• _Task instructions_:
Using the string "JSON" as the key, pull each matching line out of the records below.

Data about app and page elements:
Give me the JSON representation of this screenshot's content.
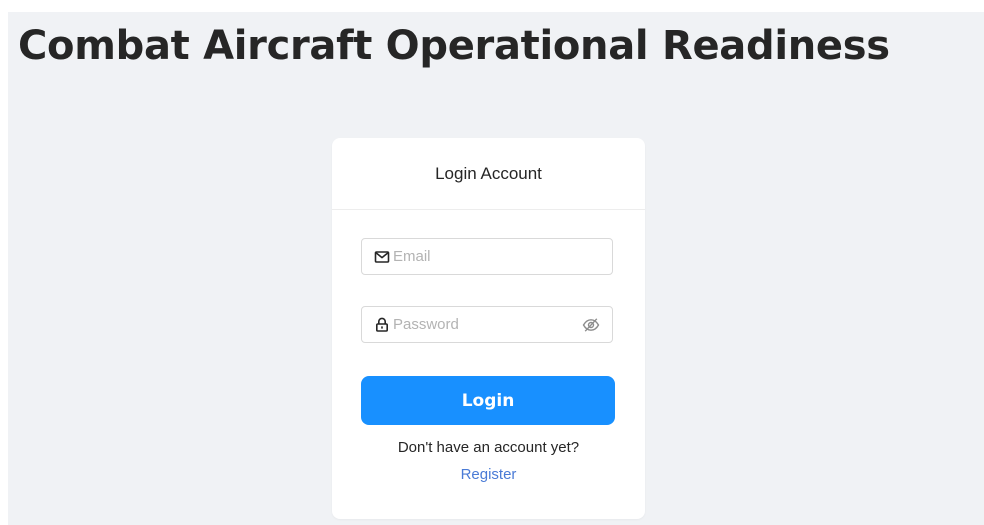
{
  "header": {
    "title": "Combat Aircraft Operational Readiness"
  },
  "login_card": {
    "title": "Login Account",
    "email": {
      "placeholder": "Email",
      "value": "",
      "icon": "mail-icon"
    },
    "password": {
      "placeholder": "Password",
      "value": "",
      "icon": "lock-icon",
      "toggle_icon": "eye-slash-icon"
    },
    "login_label": "Login",
    "register_prompt": "Don't have an account yet?",
    "register_label": "Register"
  },
  "colors": {
    "page_background": "#f0f2f5",
    "card_background": "#ffffff",
    "primary_button": "#1890ff",
    "link": "#4a7bd6",
    "text": "#262626",
    "placeholder": "#b3b3b3"
  }
}
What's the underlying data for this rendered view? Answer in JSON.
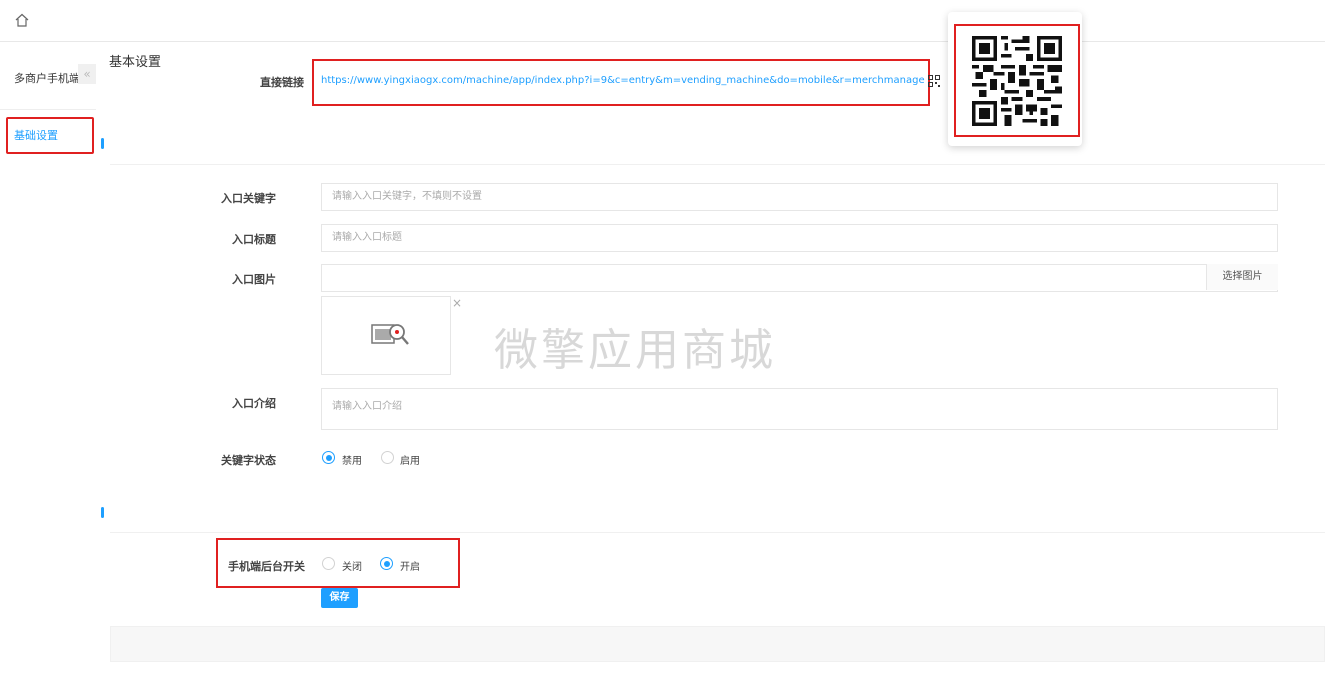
{
  "topbar": {
    "home_icon": "home-icon"
  },
  "sidebar": {
    "title": "多商户手机端",
    "collapse_icon": "«",
    "items": [
      {
        "label": "基础设置",
        "active": true
      }
    ]
  },
  "main": {
    "section_title": "基本设置",
    "direct_link": {
      "label": "直接链接",
      "url": "https://www.yingxiaogx.com/machine/app/index.php?i=9&c=entry&m=vending_machine&do=mobile&r=merchmanage",
      "qr_icon": "qr-icon"
    },
    "keyword": {
      "label": "入口关键字",
      "placeholder": "请输入入口关键字，不填则不设置"
    },
    "title_field": {
      "label": "入口标题",
      "placeholder": "请输入入口标题"
    },
    "image": {
      "label": "入口图片",
      "button": "选择图片",
      "close": "×",
      "watermark": "微擎应用商城"
    },
    "intro": {
      "label": "入口介绍",
      "placeholder": "请输入入口介绍"
    },
    "keyword_status": {
      "label": "关键字状态",
      "options": [
        {
          "label": "禁用",
          "checked": true
        },
        {
          "label": "启用",
          "checked": false
        }
      ]
    },
    "mobile_switch": {
      "label": "手机端后台开关",
      "options": [
        {
          "label": "关闭",
          "checked": false
        },
        {
          "label": "开启",
          "checked": true
        }
      ]
    },
    "save_label": "保存"
  },
  "colors": {
    "accent": "#1e9fff",
    "highlight": "#e02020"
  }
}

• _Response to the task_:
Give me the JSON representation of this screenshot's content.
What's the underlying data for this rendered view? Answer in JSON.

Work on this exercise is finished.